And while the Mortgage Finance Bubble does possess considerable momentum today, it remains acutely vulnerable to higher rates. The Fed is keenly aware of this dynamic and keenly hoping to administer “Tightening Lite.” And the markets are keen that the Fed’s keen, and leveraging in the U.S. Credit market is at least as popular as ever.
But the dilemma overhanging the Mortgage Finance Bubble at this point – that goes completely unrecognized in Housing Bubble research and pontification – is that there is a major foreign component involved. The requisite $1 Trillion plus annual Mortgage Credit inflation will occasion $600 billion plus current account deficits for the duration of the Bubble. This is assured by the nature of Dysfunctional Monetary Processes – asset and consumption-based lending and Bubble Economy Dynamics. Dollar balances will continue to inundate the world, and foreign central banks will be forced to acquire/monetize these flows. And as long as these processes hold, the likely upshot will be continuing inflationary effects for China, Asia, and economies across the globe, along with general Global Monetary Disorder.
This week the dollar weakened against the yen, which conjures up images of Japanese dollar support and a resumption of Treasury purchases, which conjures up marketplace visions of stable to lower U.S. yields, which conjures up hopes for the beloved status quo – the perpetuation of U.S. imbalances, global reflationary dynamics and speculator nirvana. But it all does leave one wondering how high California home prices can go; how big the primary dealer outstanding repurchase agreement position can mushroom; how long the U.S. financial sector can continue to balloon; how enormous the leveraged speculating community can become; and how long foreign central banks, speculators and investors will play along. Wither the dollar? At the minimum, Acute Financial Fragility.

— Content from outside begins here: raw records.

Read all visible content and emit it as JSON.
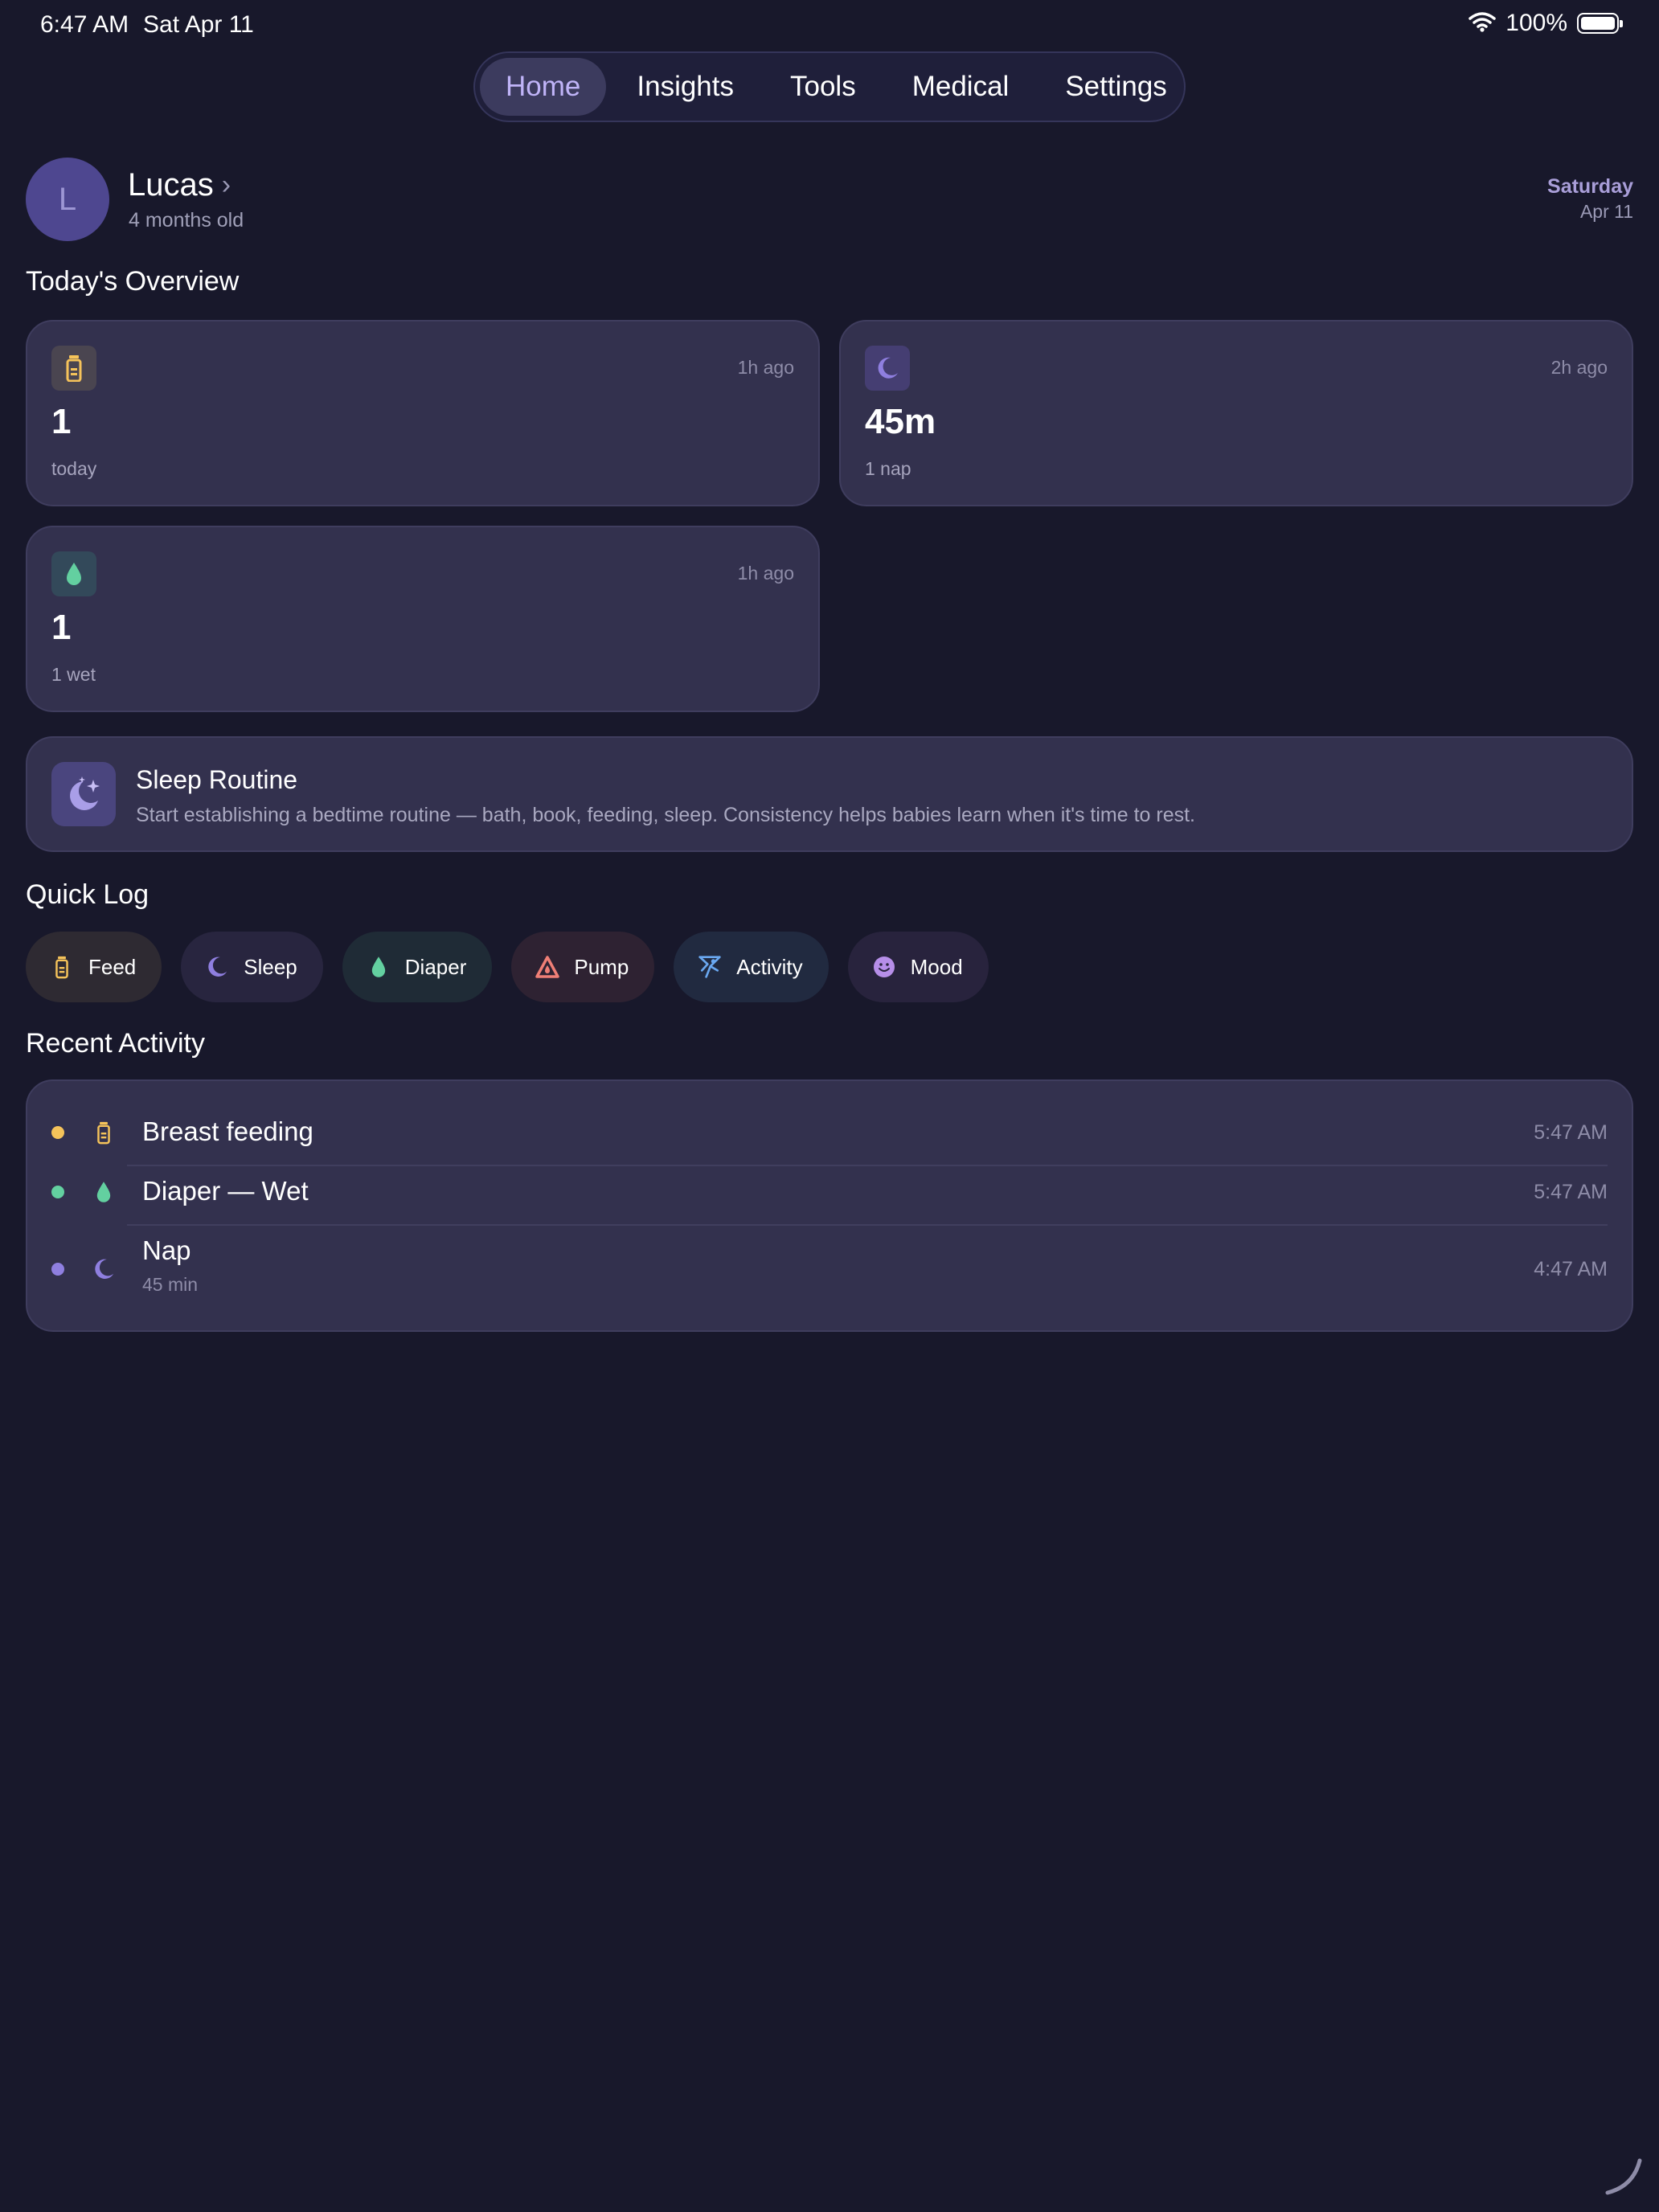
{
  "status": {
    "time": "6:47 AM",
    "date": "Sat Apr 11",
    "battery": "100%"
  },
  "nav": {
    "tabs": [
      "Home",
      "Insights",
      "Tools",
      "Medical",
      "Settings"
    ],
    "active": "Home"
  },
  "profile": {
    "initial": "L",
    "name": "Lucas",
    "age": "4 months old",
    "day": "Saturday",
    "date": "Apr 11"
  },
  "overview": {
    "title": "Today's Overview",
    "feed": {
      "icon": "bottle-icon",
      "ago": "1h ago",
      "value": "1",
      "sub": "today"
    },
    "sleep": {
      "icon": "moon-icon",
      "ago": "2h ago",
      "value": "45m",
      "sub": "1 nap"
    },
    "diaper": {
      "icon": "drop-icon",
      "ago": "1h ago",
      "value": "1",
      "sub": "1 wet"
    }
  },
  "tip": {
    "icon": "moon-stars-icon",
    "title": "Sleep Routine",
    "text": "Start establishing a bedtime routine — bath, book, feeding, sleep. Consistency helps babies learn when it's time to rest."
  },
  "quick_log": {
    "title": "Quick Log",
    "items": [
      {
        "label": "Feed",
        "icon": "bottle-icon"
      },
      {
        "label": "Sleep",
        "icon": "moon-icon"
      },
      {
        "label": "Diaper",
        "icon": "drop-icon"
      },
      {
        "label": "Pump",
        "icon": "pump-icon"
      },
      {
        "label": "Activity",
        "icon": "activity-icon"
      },
      {
        "label": "Mood",
        "icon": "smile-icon"
      }
    ]
  },
  "recent": {
    "title": "Recent Activity",
    "items": [
      {
        "title": "Breast feeding",
        "time": "5:47 AM",
        "icon": "bottle-icon"
      },
      {
        "title": "Diaper — Wet",
        "time": "5:47 AM",
        "icon": "drop-icon"
      },
      {
        "title": "Nap",
        "sub": "45 min",
        "time": "4:47 AM",
        "icon": "moon-icon"
      }
    ]
  },
  "colors": {
    "background": "#18182b",
    "card": "#33314e",
    "accent": "#c0b4f8",
    "feed": "#f5c35a",
    "sleep": "#8f7fe0",
    "diaper": "#63d0a0",
    "pump": "#ef7f76",
    "activity": "#6aa8f0",
    "mood": "#b68ee8"
  }
}
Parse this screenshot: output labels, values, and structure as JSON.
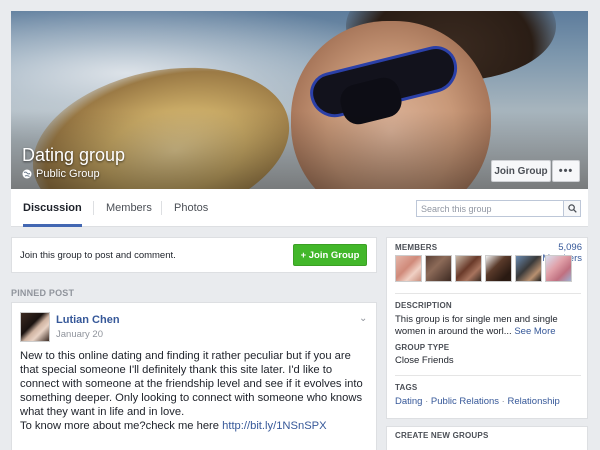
{
  "group": {
    "name": "Dating group",
    "privacy": "Public Group",
    "join_label": "Join Group",
    "more_label": "•••",
    "privacy_icon": "globe-icon"
  },
  "tabs": [
    {
      "label": "Discussion",
      "active": true
    },
    {
      "label": "Members",
      "active": false
    },
    {
      "label": "Photos",
      "active": false
    }
  ],
  "search": {
    "placeholder": "Search this group",
    "icon": "search-icon"
  },
  "join_card": {
    "prompt": "Join this group to post and comment.",
    "button_label": "+ Join Group"
  },
  "pinned": {
    "label": "PINNED POST"
  },
  "post": {
    "author": "Lutian Chen",
    "date": "January 20",
    "lines": [
      "New to this online dating and finding it rather peculiar but if you are that special someone I'll definitely thank this site later. I'd like to connect with someone at the friendship level and see if it evolves into something deeper. Only looking to connect with someone who knows what they want in life and in love."
    ],
    "link_prefix": "To know more about me?check me here ",
    "link_text": "http://bit.ly/1NSnSPX"
  },
  "sidebar": {
    "members_label": "MEMBERS",
    "members_count": "5,096 Members",
    "description_label": "DESCRIPTION",
    "description": "This group is for single men and single women in around the worl...",
    "see_more": "See More",
    "group_type_label": "GROUP TYPE",
    "group_type": "Close Friends",
    "tags_label": "TAGS",
    "tags": [
      "Dating",
      "Public Relations",
      "Relationship"
    ],
    "tag_separator": " · ",
    "create_label": "CREATE NEW GROUPS"
  },
  "colors": {
    "link": "#365899",
    "join_green": "#42b72a",
    "tab_active": "#4267b2",
    "background": "#e9ebee"
  }
}
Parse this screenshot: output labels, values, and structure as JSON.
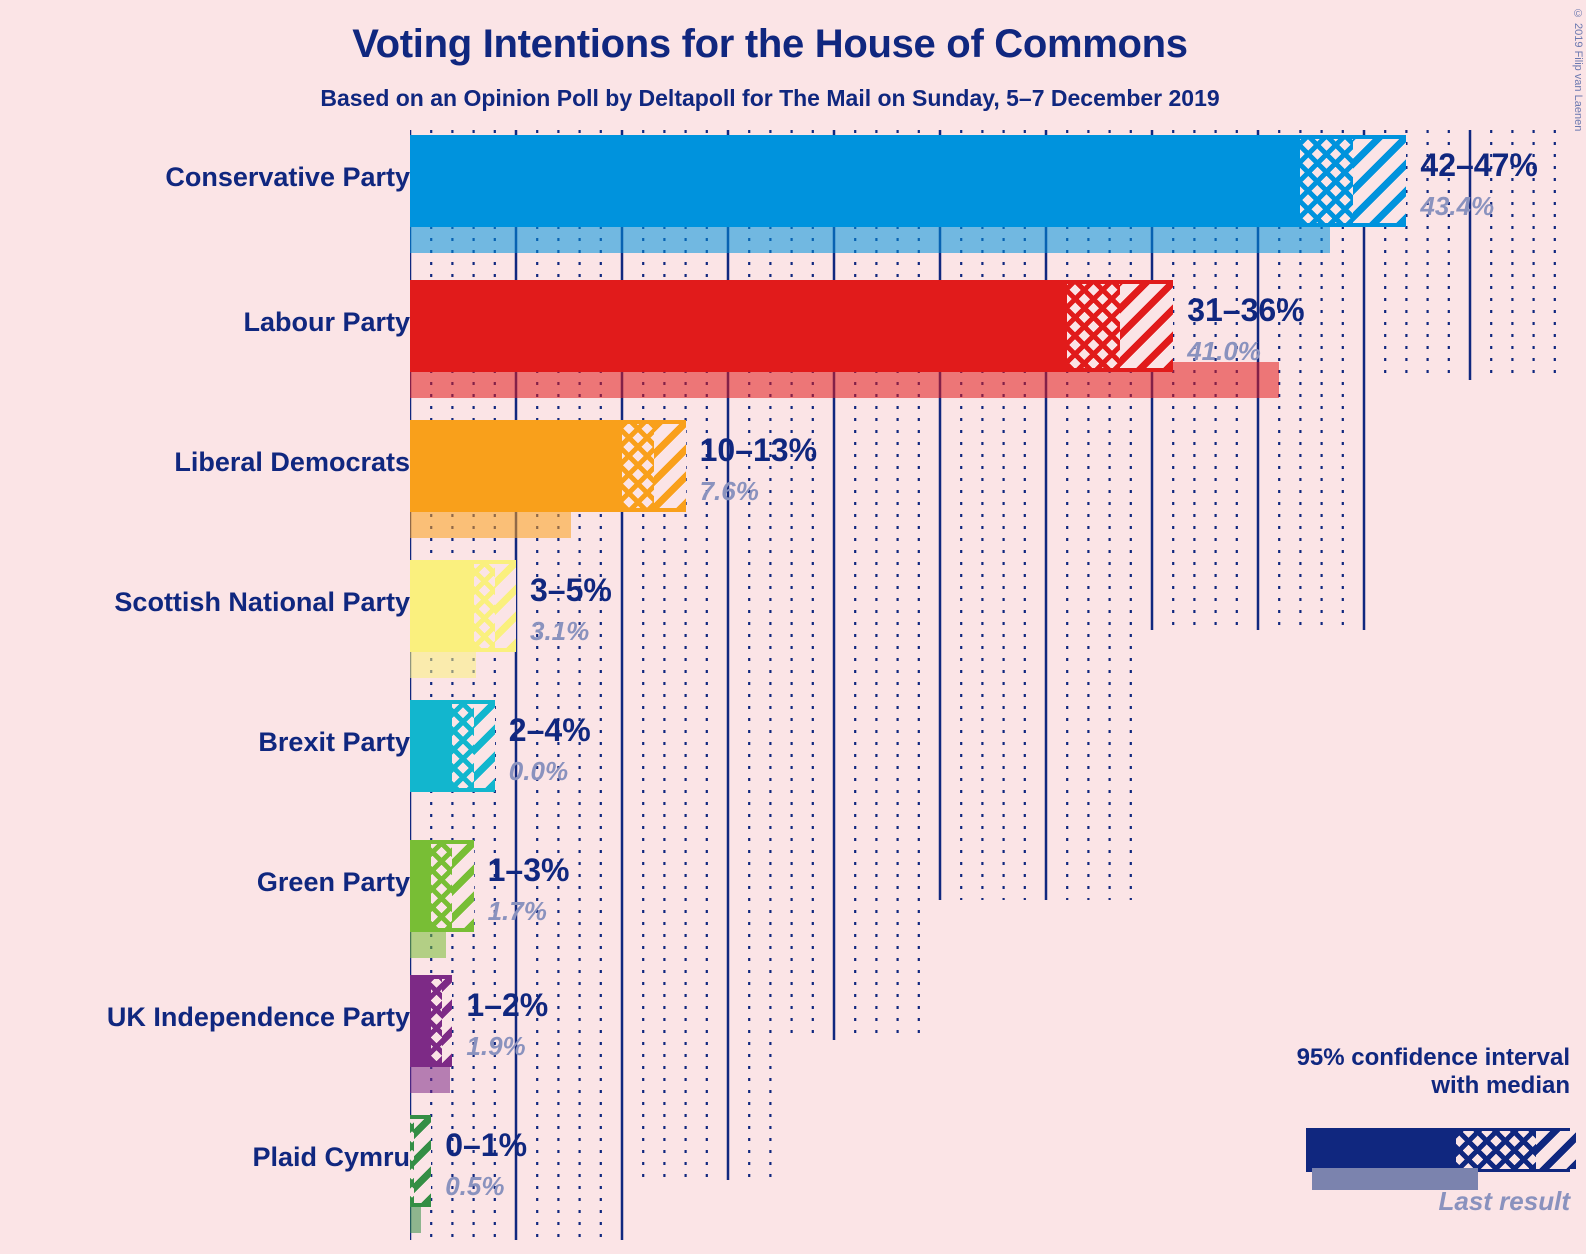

The harsh reality is that we are dealing with an historic and quite energized Bubble, and the severity of distress and dislocation associated with the inevitable bust will be commensurate with the degree of excess from the (out-of-control) boom.